 “He asked me, 'Why?’ I just said I was sorry.”

                                                                   —Mary Winkler



In Tennessee, morning clouded. Gray light fell

as the dirt-water day began its crawl, crib to tomb.

But whatever the secrets, the house can’t tell.


The young wife lifted the shotgun, loaded with shell.

            Blank as a child, she’d tell the court she felt a strange boom

as the morning clouded, and gray light fell


through the ruffled bedrooms the girls knew so well.

How much did they hear as his red back bloomed?

Whatever the secrets, the house can’t tell.


His parents keep the girls, but fear soon she’ll

walk free—a brief sentence gaveled in the courtroom.

When the morning clouded and gray light fell,


if she’d endured forced sex, pain towering well

beyond rage against the man who was her groom—

whatever the secrets, the house can’t tell.  


She buckled the girls in, slammed the door like a cell.

The phone ripped free, he finished bleeding in their room.

Outside, the morning clouded and gray light fell

on whatever secrets the house can’t tell.

                                     -Amie Sharp 



The Evening and the Morning

Grand Canyon



When radiance fell on the water-sculpted

gorge as if night-panes had dropped


from the sky, first sunlight climbing

the chasm’s high side, we saw the whole


of the jagged valley lit before us

as if legions of titans had carved


these stacks of reddish-brown ridges

into temples now named for Solomon,


Isis, Shiva—their shovels a rumble

as the echo unrolled across the flat-lands,


and the sand fell down like rain.

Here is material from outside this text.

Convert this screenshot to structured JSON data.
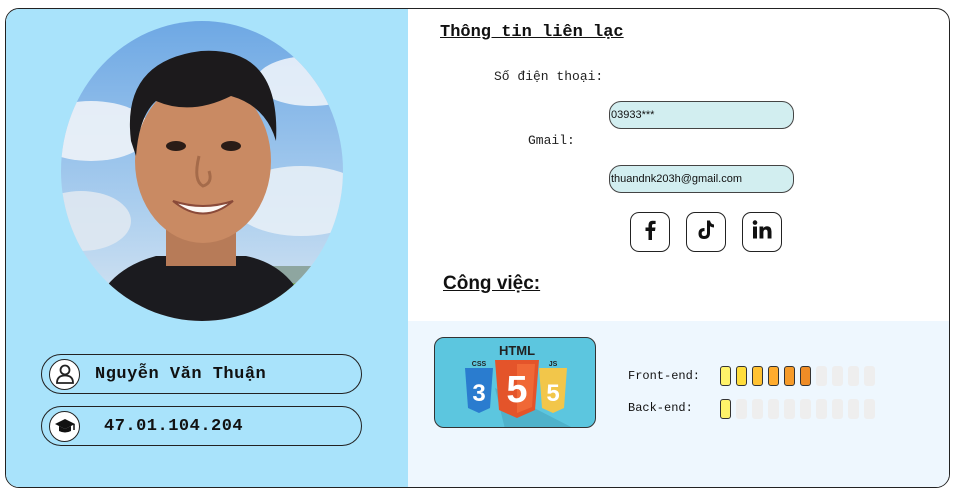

And when the moon slung its crescent


against the evening, the pinnacled shadows

watchtowers against the cascading


night, we saw ourselves as specks

of canyon-shadow—miniscule much


too long a word to describe us.


                                 -Amie Sharp 




My most beautiful student doesn’t know

her own nascent splendor.

Her freshman classmates see a face

stamped with freckles, not the way  


those brown specks frame hazel eyes, each

impressionist dot random

and precise. They note a thickness of limbs,

not a numinous blooming grace.


The boys look past her to the slender.

She surveys their horseplay,

and raises her hand with a question of England

in Shakespeare’s time—eyes light


and sharp as she fills her paper with squiggles

about the fiery monarch and her

infamous will. She doesn’t fidget when she stands

alone in front of the class to read


her favorite poem, a pink clip clasping

her burnished red hair. She gathers

her books to leave and shimmers

her singular beauty all through the school.


                                                      -Amie Sharp